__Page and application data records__
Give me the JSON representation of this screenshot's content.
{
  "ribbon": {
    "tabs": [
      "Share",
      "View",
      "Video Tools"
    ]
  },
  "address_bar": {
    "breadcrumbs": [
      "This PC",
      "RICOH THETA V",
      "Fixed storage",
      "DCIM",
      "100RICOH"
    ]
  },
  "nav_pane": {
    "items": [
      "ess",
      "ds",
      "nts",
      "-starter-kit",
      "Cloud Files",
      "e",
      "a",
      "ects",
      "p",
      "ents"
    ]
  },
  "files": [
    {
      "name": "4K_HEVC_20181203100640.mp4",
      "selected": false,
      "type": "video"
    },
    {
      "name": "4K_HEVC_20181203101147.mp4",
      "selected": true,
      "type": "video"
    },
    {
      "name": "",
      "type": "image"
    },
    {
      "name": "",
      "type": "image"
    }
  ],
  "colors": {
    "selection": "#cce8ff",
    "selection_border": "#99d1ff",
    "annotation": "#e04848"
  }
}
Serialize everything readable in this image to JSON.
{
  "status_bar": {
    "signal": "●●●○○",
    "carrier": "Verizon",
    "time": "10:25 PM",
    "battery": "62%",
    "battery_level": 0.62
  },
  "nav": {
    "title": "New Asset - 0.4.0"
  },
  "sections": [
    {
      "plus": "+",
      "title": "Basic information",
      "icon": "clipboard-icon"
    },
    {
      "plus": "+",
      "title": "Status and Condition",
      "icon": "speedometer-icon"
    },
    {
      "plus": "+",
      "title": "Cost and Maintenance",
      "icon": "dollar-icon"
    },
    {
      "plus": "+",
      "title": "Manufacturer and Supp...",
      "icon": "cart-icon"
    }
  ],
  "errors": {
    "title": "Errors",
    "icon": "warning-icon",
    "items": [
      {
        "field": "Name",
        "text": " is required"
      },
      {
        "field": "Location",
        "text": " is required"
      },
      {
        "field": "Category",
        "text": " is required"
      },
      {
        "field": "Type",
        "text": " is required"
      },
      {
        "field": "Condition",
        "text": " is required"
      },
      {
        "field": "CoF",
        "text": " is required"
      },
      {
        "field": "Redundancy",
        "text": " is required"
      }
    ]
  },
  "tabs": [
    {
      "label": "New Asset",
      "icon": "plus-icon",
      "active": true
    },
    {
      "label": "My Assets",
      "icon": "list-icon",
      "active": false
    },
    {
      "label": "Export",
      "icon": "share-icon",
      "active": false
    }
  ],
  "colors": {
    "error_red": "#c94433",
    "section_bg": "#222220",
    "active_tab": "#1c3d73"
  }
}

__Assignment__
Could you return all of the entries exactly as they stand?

__Expected answer__
Give me the JSON representation of this screenshot's content.
{
  "ribbon": {
    "tabs": [
      "Share",
      "View",
      "Video Tools"
    ]
  },
  "address_bar": {
    "breadcrumbs": [
      "This PC",
      "RICOH THETA V",
      "Fixed storage",
      "DCIM",
      "100RICOH"
    ]
  },
  "nav_pane": {
    "items": [
      "ess",
      "ds",
      "nts",
      "-starter-kit",
      "Cloud Files",
      "e",
      "a",
      "ects",
      "p",
      "ents"
    ]
  },
  "files": [
    {
      "name": "4K_HEVC_20181203100640.mp4",
      "selected": false,
      "type": "video"
    },
    {
      "name": "4K_HEVC_20181203101147.mp4",
      "selected": true,
      "type": "video"
    },
    {
      "name": "",
      "type": "image"
    },
    {
      "name": "",
      "type": "image"
    }
  ],
  "colors": {
    "selection": "#cce8ff",
    "selection_border": "#99d1ff",
    "annotation": "#e04848"
  }
}
Serialize everything readable in this image to JSON.
{
  "status_bar": {
    "signal": "●●●○○",
    "carrier": "Verizon",
    "time": "10:25 PM",
    "battery": "62%",
    "battery_level": 0.62
  },
  "nav": {
    "title": "New Asset - 0.4.0"
  },
  "sections": [
    {
      "plus": "+",
      "title": "Basic information",
      "icon": "clipboard-icon"
    },
    {
      "plus": "+",
      "title": "Status and Condition",
      "icon": "speedometer-icon"
    },
    {
      "plus": "+",
      "title": "Cost and Maintenance",
      "icon": "dollar-icon"
    },
    {
      "plus": "+",
      "title": "Manufacturer and Supp...",
      "icon": "cart-icon"
    }
  ],
  "errors": {
    "title": "Errors",
    "icon": "warning-icon",
    "items": [
      {
        "field": "Name",
        "text": " is required"
      },
      {
        "field": "Location",
        "text": " is required"
      },
      {
        "field": "Category",
        "text": " is required"
      },
      {
        "field": "Type",
        "text": " is required"
      },
      {
        "field": "Condition",
        "text": " is required"
      },
      {
        "field": "CoF",
        "text": " is required"
      },
      {
        "field": "Redundancy",
        "text": " is required"
      }
    ]
  },
  "tabs": [
    {
      "label": "New Asset",
      "icon": "plus-icon",
      "active": true
    },
    {
      "label": "My Assets",
      "icon": "list-icon",
      "active": false
    },
    {
      "label": "Export",
      "icon": "share-icon",
      "active": false
    }
  ],
  "colors": {
    "error_red": "#c94433",
    "section_bg": "#222220",
    "active_tab": "#1c3d73"
  }
}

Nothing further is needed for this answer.